The American claim to a culture of social excellence was challenged during and after the Vietnam War by conflicting values about war, drugs, society in general, and social misfits, and manifested in the generally or negligent treatment of it’s veterans by individuals from all aspects of society. Most of the veterans went on to live normal lives, but many dropped out of society and into drug and alcohol abuse. As a result, the clashing values of those who were traditionalists versus those who wanted an improved and modernized social order led to the Vietnam Veterans being caught up in the middle.
Cultural excellence became a national imperitive and was expressed in the form of vastly improved support for and attitudes towards our all volunteer military. The catalyst for this enormous cultural change was the act of terrorism in 2001 that threatened the nation as a whole. But, at the same time, a concerted effort to polarize Americans based on their moral, political, social, racial, and ethical values was even more successful.
As a result, the national unity in terms of cultural excellence in the treatment of volunteer soldiers is now juxtaposed with a great social fracturing, passionate disagreement, and dissonance in national values.
In contrast, the “Jackass” style of stunts and activities has never been considered to be culturally excellent, but more of taking extreme risk and of thrill seeking that indicates mental dysfunction. There is no social value seen, beyond disturbing entertainment. The activity is so harmful and has resulted in so many major injuries and deaths that it is now subjected to ridicule and sanction through programs that point out the “world’s dumbest…”, as well as legal, financial and other sanctions.

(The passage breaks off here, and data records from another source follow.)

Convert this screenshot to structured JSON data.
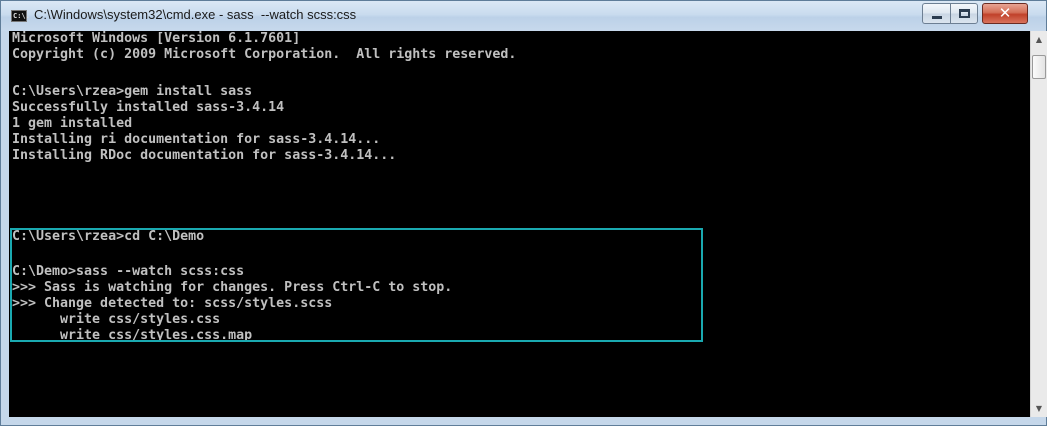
{
  "window": {
    "title": "C:\\Windows\\system32\\cmd.exe - sass  --watch scss:css",
    "icon_label": "C:\\."
  },
  "captions": {
    "minimize": "minimize",
    "maximize": "maximize",
    "close": "✕"
  },
  "console": {
    "lines": [
      "Microsoft Windows [Version 6.1.7601]",
      "Copyright (c) 2009 Microsoft Corporation.  All rights reserved.",
      "",
      "C:\\Users\\rzea>gem install sass",
      "Successfully installed sass-3.4.14",
      "1 gem installed",
      "Installing ri documentation for sass-3.4.14...",
      "Installing RDoc documentation for sass-3.4.14...",
      "",
      "C:\\Users\\rzea>cd C:\\Demo",
      "",
      "C:\\Demo>sass --watch scss:css",
      ">>> Sass is watching for changes. Press Ctrl-C to stop.",
      ">>> Change detected to: scss/styles.scss",
      "      write css/styles.css",
      "      write css/styles.css.map"
    ]
  },
  "scrollbar": {
    "up_arrow": "▲",
    "down_arrow": "▼"
  },
  "colors": {
    "highlight_border": "#1aa9b0",
    "console_bg": "#000000",
    "console_text": "#c0c0c0"
  }
}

In summary, culture exists, reaches excellence, and functions in spite of values which call for rejection of the particular cultural activity. Values are more malleable and can be changed to incorporate new areas and expression of cultural excellence.